BERLIN (Reuters) – Germany has the wave of infections from the fast-spreading Omicron coronavirus variant “well under control” and may consider lifting some restrictions after a peak in late February, its health minister said on Friday.
Germany’s Robert Koch Institute (RKI) for infectious diseases reported 190,148 positive tests within 24 hours on Friday, 49,988 more than a week earlier, and 170 deaths in connection with the virus, bringing the death toll to 117,484.
“I often read and hear that politicians lost control over the pandemic. However, this is not the case. We were prepared for the infection numbers we have at the moment – in fact, these are even lower than expected,” Health Minister Karl Lauterbach told a news conference.

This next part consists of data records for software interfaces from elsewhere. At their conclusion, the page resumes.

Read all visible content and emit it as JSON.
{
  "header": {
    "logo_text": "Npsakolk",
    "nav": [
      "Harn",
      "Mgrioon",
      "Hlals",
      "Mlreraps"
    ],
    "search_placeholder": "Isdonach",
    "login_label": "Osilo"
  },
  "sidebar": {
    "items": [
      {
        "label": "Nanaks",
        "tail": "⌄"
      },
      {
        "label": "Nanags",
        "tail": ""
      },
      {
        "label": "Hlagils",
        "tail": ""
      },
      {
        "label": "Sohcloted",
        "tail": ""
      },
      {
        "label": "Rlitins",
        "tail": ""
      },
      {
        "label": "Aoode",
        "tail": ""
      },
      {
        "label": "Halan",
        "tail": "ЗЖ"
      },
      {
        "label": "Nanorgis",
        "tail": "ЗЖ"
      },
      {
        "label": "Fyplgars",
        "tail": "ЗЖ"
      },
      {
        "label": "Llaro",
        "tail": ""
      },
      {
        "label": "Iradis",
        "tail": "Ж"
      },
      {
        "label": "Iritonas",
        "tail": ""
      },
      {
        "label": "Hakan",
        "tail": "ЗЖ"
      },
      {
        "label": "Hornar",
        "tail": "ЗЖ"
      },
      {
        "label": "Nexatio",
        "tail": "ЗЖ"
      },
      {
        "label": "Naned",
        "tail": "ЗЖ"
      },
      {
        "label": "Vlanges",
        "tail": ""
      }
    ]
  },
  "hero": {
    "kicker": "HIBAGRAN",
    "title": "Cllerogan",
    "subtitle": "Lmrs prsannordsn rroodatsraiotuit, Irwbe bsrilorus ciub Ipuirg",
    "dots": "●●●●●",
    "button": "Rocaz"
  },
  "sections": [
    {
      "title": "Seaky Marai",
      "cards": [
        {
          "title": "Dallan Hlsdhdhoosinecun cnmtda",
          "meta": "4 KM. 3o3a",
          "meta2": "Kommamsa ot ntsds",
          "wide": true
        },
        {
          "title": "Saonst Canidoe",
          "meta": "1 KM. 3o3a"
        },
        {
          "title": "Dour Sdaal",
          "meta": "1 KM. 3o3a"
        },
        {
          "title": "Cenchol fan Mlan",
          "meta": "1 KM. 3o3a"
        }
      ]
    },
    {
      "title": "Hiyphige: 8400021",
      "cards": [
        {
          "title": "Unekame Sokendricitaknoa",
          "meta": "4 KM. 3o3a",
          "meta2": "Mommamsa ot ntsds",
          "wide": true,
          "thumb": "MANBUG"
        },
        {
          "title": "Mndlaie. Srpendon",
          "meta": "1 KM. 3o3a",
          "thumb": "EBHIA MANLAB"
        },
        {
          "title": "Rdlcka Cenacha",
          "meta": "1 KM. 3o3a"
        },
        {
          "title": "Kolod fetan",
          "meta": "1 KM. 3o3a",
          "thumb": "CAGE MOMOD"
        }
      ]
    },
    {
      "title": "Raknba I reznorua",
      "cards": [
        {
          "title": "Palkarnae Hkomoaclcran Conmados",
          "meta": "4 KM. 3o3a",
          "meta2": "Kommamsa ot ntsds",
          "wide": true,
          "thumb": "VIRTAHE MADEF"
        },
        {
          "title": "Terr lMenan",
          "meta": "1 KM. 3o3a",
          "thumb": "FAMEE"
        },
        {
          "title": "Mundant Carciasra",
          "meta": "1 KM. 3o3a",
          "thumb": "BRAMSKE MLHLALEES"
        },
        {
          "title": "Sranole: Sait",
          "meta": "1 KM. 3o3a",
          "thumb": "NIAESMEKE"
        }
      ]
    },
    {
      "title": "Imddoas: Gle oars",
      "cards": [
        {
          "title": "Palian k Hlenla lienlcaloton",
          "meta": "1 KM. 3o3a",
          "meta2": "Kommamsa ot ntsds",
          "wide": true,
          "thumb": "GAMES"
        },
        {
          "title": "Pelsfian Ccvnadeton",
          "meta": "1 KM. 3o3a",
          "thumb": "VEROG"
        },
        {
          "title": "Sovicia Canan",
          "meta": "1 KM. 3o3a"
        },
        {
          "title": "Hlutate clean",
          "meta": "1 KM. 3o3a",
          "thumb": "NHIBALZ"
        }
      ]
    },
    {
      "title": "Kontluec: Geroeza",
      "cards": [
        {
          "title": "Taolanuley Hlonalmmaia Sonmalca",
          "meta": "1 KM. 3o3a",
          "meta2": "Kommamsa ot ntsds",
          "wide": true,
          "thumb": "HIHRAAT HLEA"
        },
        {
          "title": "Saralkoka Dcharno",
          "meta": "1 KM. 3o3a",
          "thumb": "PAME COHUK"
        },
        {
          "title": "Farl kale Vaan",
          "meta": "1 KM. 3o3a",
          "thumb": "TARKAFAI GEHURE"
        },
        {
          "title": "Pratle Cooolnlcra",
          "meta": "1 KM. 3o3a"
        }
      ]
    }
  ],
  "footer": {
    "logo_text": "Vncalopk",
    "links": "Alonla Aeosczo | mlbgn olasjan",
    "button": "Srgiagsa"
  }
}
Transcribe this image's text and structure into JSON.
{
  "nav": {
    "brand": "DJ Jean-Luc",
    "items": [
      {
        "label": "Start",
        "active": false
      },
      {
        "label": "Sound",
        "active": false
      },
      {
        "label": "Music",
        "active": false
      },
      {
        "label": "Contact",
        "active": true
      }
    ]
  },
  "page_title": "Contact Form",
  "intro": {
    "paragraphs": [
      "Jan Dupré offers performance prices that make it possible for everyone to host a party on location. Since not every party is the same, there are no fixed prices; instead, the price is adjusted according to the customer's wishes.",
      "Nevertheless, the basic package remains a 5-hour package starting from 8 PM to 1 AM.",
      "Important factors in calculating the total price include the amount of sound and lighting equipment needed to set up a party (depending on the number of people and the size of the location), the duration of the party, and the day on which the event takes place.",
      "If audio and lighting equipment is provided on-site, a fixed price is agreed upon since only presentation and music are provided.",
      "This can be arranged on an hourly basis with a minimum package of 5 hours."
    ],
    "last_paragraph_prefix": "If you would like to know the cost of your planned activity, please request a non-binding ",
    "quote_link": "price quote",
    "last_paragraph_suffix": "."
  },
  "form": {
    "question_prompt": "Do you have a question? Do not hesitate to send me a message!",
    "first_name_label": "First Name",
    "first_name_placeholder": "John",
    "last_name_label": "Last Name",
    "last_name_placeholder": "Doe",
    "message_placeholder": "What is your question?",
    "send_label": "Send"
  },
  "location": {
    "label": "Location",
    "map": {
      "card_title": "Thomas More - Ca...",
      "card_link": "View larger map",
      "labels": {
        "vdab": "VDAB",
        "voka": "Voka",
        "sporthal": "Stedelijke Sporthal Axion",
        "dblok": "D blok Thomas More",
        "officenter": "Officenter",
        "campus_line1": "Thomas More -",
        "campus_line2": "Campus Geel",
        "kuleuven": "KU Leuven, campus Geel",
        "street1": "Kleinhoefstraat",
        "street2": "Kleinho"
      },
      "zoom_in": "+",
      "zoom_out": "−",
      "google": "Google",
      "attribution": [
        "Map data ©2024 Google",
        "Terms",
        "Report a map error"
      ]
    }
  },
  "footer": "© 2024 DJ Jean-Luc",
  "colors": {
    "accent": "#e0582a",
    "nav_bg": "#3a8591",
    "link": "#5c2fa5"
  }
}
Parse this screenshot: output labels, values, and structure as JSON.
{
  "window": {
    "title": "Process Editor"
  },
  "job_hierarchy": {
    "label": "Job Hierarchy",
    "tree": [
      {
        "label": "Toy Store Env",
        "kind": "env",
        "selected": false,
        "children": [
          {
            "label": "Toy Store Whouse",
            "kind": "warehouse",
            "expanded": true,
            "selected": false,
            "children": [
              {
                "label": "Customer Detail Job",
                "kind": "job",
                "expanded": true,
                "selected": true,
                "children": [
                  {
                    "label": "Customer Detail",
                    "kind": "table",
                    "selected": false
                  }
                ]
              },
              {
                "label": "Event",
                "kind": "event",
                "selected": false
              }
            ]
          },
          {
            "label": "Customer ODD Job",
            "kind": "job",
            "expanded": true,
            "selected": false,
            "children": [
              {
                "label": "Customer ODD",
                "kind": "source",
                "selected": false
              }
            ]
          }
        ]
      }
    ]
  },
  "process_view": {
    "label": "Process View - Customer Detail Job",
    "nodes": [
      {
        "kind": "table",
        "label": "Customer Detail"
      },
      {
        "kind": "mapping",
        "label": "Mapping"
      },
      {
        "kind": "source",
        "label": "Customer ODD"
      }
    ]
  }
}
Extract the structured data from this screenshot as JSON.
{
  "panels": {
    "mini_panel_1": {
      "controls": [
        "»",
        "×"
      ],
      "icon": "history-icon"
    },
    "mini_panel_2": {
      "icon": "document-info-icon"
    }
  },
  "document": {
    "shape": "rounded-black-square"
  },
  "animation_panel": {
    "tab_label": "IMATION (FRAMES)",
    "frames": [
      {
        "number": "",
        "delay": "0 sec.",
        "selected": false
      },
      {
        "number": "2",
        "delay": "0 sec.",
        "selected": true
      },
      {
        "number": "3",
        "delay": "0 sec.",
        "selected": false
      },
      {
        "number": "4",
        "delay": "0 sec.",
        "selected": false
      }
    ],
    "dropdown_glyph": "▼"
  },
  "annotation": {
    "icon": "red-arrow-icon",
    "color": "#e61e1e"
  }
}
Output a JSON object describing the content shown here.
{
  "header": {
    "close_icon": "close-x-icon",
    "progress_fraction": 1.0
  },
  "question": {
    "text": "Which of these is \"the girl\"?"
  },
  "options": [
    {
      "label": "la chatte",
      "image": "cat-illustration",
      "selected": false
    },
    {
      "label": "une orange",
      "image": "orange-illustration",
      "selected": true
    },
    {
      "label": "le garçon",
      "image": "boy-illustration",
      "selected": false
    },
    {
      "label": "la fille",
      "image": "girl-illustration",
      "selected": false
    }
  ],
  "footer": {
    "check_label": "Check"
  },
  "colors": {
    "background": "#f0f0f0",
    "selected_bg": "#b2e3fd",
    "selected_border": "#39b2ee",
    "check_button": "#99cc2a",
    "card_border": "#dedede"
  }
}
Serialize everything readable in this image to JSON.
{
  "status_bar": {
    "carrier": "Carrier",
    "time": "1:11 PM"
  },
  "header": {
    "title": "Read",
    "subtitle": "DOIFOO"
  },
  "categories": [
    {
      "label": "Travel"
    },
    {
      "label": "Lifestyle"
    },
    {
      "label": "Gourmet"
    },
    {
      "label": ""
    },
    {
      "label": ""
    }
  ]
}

The number of daily new infections could rise to 400,000 but would then drop again, he said, adding that the protection of older people who have not been vaccinated is the country’s most important task at the moment.
“Germany has a comparatively high number of unvaccinated older people – four times as many as England and three times as many as Italy,” Lauterbach said.
It would be wrong to lift restrictions on aspects of public life now, but it may be possible after the peak in the second half of February or in early March if the Omicron wave remains under control, with few severe cases, he said.
The situation in German intensive-care units, which currently provide for just a little more than 2,000 people, is “acceptable”, government adviser and intensive-care doctor Christian Karagiannidis said.
Lauterbach also said an RKI decision to shorten the validity of the “recovered” status from six to three months is “sensible” as the immunity of people following an Omicron infection is short-lived.
(Reporting by Zuzanna Szymanska and Miranda Murray; editing by Mark Heinrich)